To all our beloved Mums... Happy Mother's Day!
No, we're not a month early. Sunday, April 3rd is "Mothering Sunday," which is celebrated in the UK and parts of Europe, and we at Circle of Mums love our international mothers!
Keep reading to learn why Mother's Day is celebrated on different days around the world, how Simnel cakes made their way into the mix, and how a childless American woman helped rekindle Mothering Sunday in the UK.
How It All Started
The concept behind Mothering Sunday goes back to the Roman Empire, when the "Hilaria" festival was held in mid-March to honor the mother goddess Cybele. When Europe and the Roman Empire converted to Christianity, this festival was changed to honor the Virgin Mary and the "Mother Church" on the fourth Sunday in Lent.
During the sixteenth century, it was common for people to return to their "Mother Church" (the main church or Cathedral in their area) for a service to be held in the middle of Lent. Many historians speculate that this led to the custom of giving children, particularly those who were domestic servants or apprentices, the day off to visit their mothers and families.
Despite this tradition, the celebration of Mothering Sunday had generally died out by the 1930s.

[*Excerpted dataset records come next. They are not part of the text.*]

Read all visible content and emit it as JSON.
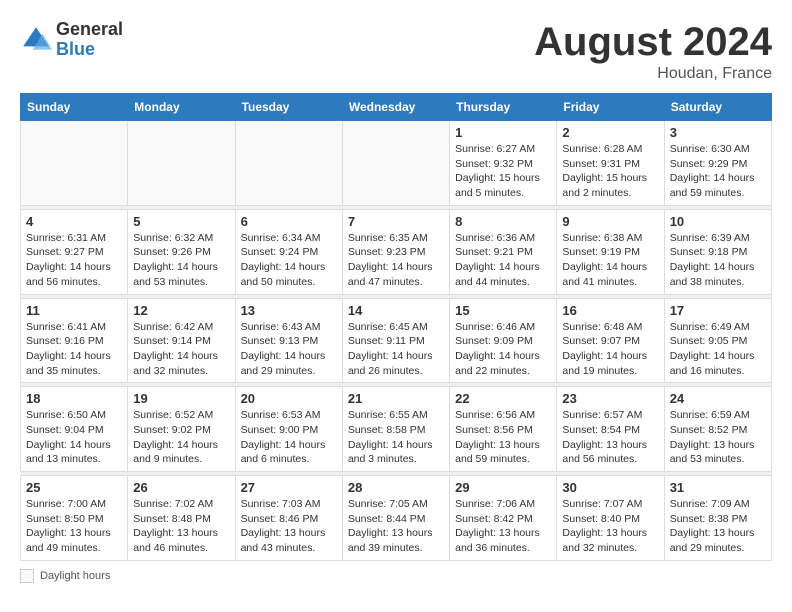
{
  "header": {
    "logo_general": "General",
    "logo_blue": "Blue",
    "title": "August 2024",
    "location": "Houdan, France"
  },
  "days_of_week": [
    "Sunday",
    "Monday",
    "Tuesday",
    "Wednesday",
    "Thursday",
    "Friday",
    "Saturday"
  ],
  "legend": {
    "label": "Daylight hours"
  },
  "weeks": [
    {
      "days": [
        {
          "date": "",
          "info": ""
        },
        {
          "date": "",
          "info": ""
        },
        {
          "date": "",
          "info": ""
        },
        {
          "date": "",
          "info": ""
        },
        {
          "date": "1",
          "info": "Sunrise: 6:27 AM\nSunset: 9:32 PM\nDaylight: 15 hours\nand 5 minutes."
        },
        {
          "date": "2",
          "info": "Sunrise: 6:28 AM\nSunset: 9:31 PM\nDaylight: 15 hours\nand 2 minutes."
        },
        {
          "date": "3",
          "info": "Sunrise: 6:30 AM\nSunset: 9:29 PM\nDaylight: 14 hours\nand 59 minutes."
        }
      ]
    },
    {
      "days": [
        {
          "date": "4",
          "info": "Sunrise: 6:31 AM\nSunset: 9:27 PM\nDaylight: 14 hours\nand 56 minutes."
        },
        {
          "date": "5",
          "info": "Sunrise: 6:32 AM\nSunset: 9:26 PM\nDaylight: 14 hours\nand 53 minutes."
        },
        {
          "date": "6",
          "info": "Sunrise: 6:34 AM\nSunset: 9:24 PM\nDaylight: 14 hours\nand 50 minutes."
        },
        {
          "date": "7",
          "info": "Sunrise: 6:35 AM\nSunset: 9:23 PM\nDaylight: 14 hours\nand 47 minutes."
        },
        {
          "date": "8",
          "info": "Sunrise: 6:36 AM\nSunset: 9:21 PM\nDaylight: 14 hours\nand 44 minutes."
        },
        {
          "date": "9",
          "info": "Sunrise: 6:38 AM\nSunset: 9:19 PM\nDaylight: 14 hours\nand 41 minutes."
        },
        {
          "date": "10",
          "info": "Sunrise: 6:39 AM\nSunset: 9:18 PM\nDaylight: 14 hours\nand 38 minutes."
        }
      ]
    },
    {
      "days": [
        {
          "date": "11",
          "info": "Sunrise: 6:41 AM\nSunset: 9:16 PM\nDaylight: 14 hours\nand 35 minutes."
        },
        {
          "date": "12",
          "info": "Sunrise: 6:42 AM\nSunset: 9:14 PM\nDaylight: 14 hours\nand 32 minutes."
        },
        {
          "date": "13",
          "info": "Sunrise: 6:43 AM\nSunset: 9:13 PM\nDaylight: 14 hours\nand 29 minutes."
        },
        {
          "date": "14",
          "info": "Sunrise: 6:45 AM\nSunset: 9:11 PM\nDaylight: 14 hours\nand 26 minutes."
        },
        {
          "date": "15",
          "info": "Sunrise: 6:46 AM\nSunset: 9:09 PM\nDaylight: 14 hours\nand 22 minutes."
        },
        {
          "date": "16",
          "info": "Sunrise: 6:48 AM\nSunset: 9:07 PM\nDaylight: 14 hours\nand 19 minutes."
        },
        {
          "date": "17",
          "info": "Sunrise: 6:49 AM\nSunset: 9:05 PM\nDaylight: 14 hours\nand 16 minutes."
        }
      ]
    },
    {
      "days": [
        {
          "date": "18",
          "info": "Sunrise: 6:50 AM\nSunset: 9:04 PM\nDaylight: 14 hours\nand 13 minutes."
        },
        {
          "date": "19",
          "info": "Sunrise: 6:52 AM\nSunset: 9:02 PM\nDaylight: 14 hours\nand 9 minutes."
        },
        {
          "date": "20",
          "info": "Sunrise: 6:53 AM\nSunset: 9:00 PM\nDaylight: 14 hours\nand 6 minutes."
        },
        {
          "date": "21",
          "info": "Sunrise: 6:55 AM\nSunset: 8:58 PM\nDaylight: 14 hours\nand 3 minutes."
        },
        {
          "date": "22",
          "info": "Sunrise: 6:56 AM\nSunset: 8:56 PM\nDaylight: 13 hours\nand 59 minutes."
        },
        {
          "date": "23",
          "info": "Sunrise: 6:57 AM\nSunset: 8:54 PM\nDaylight: 13 hours\nand 56 minutes."
        },
        {
          "date": "24",
          "info": "Sunrise: 6:59 AM\nSunset: 8:52 PM\nDaylight: 13 hours\nand 53 minutes."
        }
      ]
    },
    {
      "days": [
        {
          "date": "25",
          "info": "Sunrise: 7:00 AM\nSunset: 8:50 PM\nDaylight: 13 hours\nand 49 minutes."
        },
        {
          "date": "26",
          "info": "Sunrise: 7:02 AM\nSunset: 8:48 PM\nDaylight: 13 hours\nand 46 minutes."
        },
        {
          "date": "27",
          "info": "Sunrise: 7:03 AM\nSunset: 8:46 PM\nDaylight: 13 hours\nand 43 minutes."
        },
        {
          "date": "28",
          "info": "Sunrise: 7:05 AM\nSunset: 8:44 PM\nDaylight: 13 hours\nand 39 minutes."
        },
        {
          "date": "29",
          "info": "Sunrise: 7:06 AM\nSunset: 8:42 PM\nDaylight: 13 hours\nand 36 minutes."
        },
        {
          "date": "30",
          "info": "Sunrise: 7:07 AM\nSunset: 8:40 PM\nDaylight: 13 hours\nand 32 minutes."
        },
        {
          "date": "31",
          "info": "Sunrise: 7:09 AM\nSunset: 8:38 PM\nDaylight: 13 hours\nand 29 minutes."
        }
      ]
    }
  ]
}
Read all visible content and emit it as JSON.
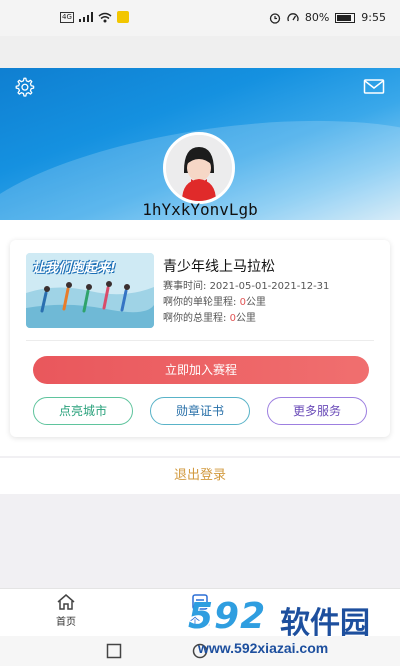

On the other side of the Atlantic in the meantime, several different groups and committees were trying to find ways to recognize mothers. It wasn't until Anna Marie Jarvis campaigned to establish Mother's Day as a U.S. holiday in the early 1900s that it became an official holiday. Anna Jarvis was not a mother looking for recognition— in fact, she never married, remained childless, and died in poverty. Her motivation for creating this holiday was her own mother, Ann Jarvis, who was a nurse during the Civil War and saved thousands of lives on both sides of the war by promoting better sanitation. One of the first Mother's Day celebrations was in 1908 when Anna invited friends over to commemorate her late mother's life.
Mother's Day finally became an official cultural institution when the American state of West Virginia declared it a holiday in 1910, and in 1914 President Woodrow Wilson issued a proclamation declaring the first national Mother's Day.
How did the American holiday ripple its way across the pond? Well, when American and Canadian soldiers served abroad during World War II, they started to spread the tradition of celebrating their moms on the second Sunday in May. People in Ireland and the UK took up the charge and began celebrating Mother's Day again. Keeping with tradition, they observed it on the traditional fourth Sunday of Lent rather than in May.
Simon + Nell = Simnel Cakes?
Simnel cakes have been around since medieval times and have long been associated with Mothering Sunday. Traditionally, young girls brought these cakes home when they went to visit their families.
Popular legend holds that a married couple named Simon and Nell argued over whether the cake for Mothering Sunday should be baked or boiled. In the end they both baked and boiled them, and the resulting confections were named Simnel as a tip of the hat to both husband and wife. However, experts think the word simnel was probably derived from the Latin word simila, which is the fine, wheaten flour from which the cakes were made.
These days, every family creates their own traditions. What does yours do on Mother's Day?